___ DATA IN THIS EXERCISE

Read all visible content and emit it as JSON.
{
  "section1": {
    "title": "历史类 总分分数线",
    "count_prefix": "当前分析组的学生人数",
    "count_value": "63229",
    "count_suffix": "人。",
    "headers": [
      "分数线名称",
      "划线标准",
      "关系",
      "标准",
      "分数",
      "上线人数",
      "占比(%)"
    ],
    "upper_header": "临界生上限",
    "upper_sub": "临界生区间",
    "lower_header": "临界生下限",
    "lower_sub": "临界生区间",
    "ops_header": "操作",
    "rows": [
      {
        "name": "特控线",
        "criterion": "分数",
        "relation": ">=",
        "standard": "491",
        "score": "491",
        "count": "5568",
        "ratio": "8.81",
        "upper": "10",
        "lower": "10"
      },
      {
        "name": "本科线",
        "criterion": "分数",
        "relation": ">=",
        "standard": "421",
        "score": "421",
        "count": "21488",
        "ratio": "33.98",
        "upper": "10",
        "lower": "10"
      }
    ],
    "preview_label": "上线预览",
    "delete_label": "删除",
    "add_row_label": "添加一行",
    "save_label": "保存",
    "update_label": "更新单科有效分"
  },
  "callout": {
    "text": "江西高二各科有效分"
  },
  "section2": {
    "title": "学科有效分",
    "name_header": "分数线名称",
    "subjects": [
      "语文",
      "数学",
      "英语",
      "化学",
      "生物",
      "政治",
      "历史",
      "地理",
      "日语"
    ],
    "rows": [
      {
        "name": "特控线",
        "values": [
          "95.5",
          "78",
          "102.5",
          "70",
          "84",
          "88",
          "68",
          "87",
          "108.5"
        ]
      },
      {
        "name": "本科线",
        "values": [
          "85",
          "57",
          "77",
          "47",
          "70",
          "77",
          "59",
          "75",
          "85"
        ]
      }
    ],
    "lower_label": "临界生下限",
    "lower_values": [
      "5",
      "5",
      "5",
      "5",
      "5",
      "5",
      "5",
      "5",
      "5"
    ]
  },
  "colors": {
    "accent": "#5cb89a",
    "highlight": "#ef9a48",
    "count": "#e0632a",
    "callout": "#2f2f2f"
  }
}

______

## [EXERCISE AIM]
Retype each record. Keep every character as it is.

## [PROBLEM SOLUTION]
Read all visible content and emit it as JSON.
{
  "section1": {
    "title": "历史类 总分分数线",
    "count_prefix": "当前分析组的学生人数",
    "count_value": "63229",
    "count_suffix": "人。",
    "headers": [
      "分数线名称",
      "划线标准",
      "关系",
      "标准",
      "分数",
      "上线人数",
      "占比(%)"
    ],
    "upper_header": "临界生上限",
    "upper_sub": "临界生区间",
    "lower_header": "临界生下限",
    "lower_sub": "临界生区间",
    "ops_header": "操作",
    "rows": [
      {
        "name": "特控线",
        "criterion": "分数",
        "relation": ">=",
        "standard": "491",
        "score": "491",
        "count": "5568",
        "ratio": "8.81",
        "upper": "10",
        "lower": "10"
      },
      {
        "name": "本科线",
        "criterion": "分数",
        "relation": ">=",
        "standard": "421",
        "score": "421",
        "count": "21488",
        "ratio": "33.98",
        "upper": "10",
        "lower": "10"
      }
    ],
    "preview_label": "上线预览",
    "delete_label": "删除",
    "add_row_label": "添加一行",
    "save_label": "保存",
    "update_label": "更新单科有效分"
  },
  "callout": {
    "text": "江西高二各科有效分"
  },
  "section2": {
    "title": "学科有效分",
    "name_header": "分数线名称",
    "subjects": [
      "语文",
      "数学",
      "英语",
      "化学",
      "生物",
      "政治",
      "历史",
      "地理",
      "日语"
    ],
    "rows": [
      {
        "name": "特控线",
        "values": [
          "95.5",
          "78",
          "102.5",
          "70",
          "84",
          "88",
          "68",
          "87",
          "108.5"
        ]
      },
      {
        "name": "本科线",
        "values": [
          "85",
          "57",
          "77",
          "47",
          "70",
          "77",
          "59",
          "75",
          "85"
        ]
      }
    ],
    "lower_label": "临界生下限",
    "lower_values": [
      "5",
      "5",
      "5",
      "5",
      "5",
      "5",
      "5",
      "5",
      "5"
    ]
  },
  "colors": {
    "accent": "#5cb89a",
    "highlight": "#ef9a48",
    "count": "#e0632a",
    "callout": "#2f2f2f"
  }
}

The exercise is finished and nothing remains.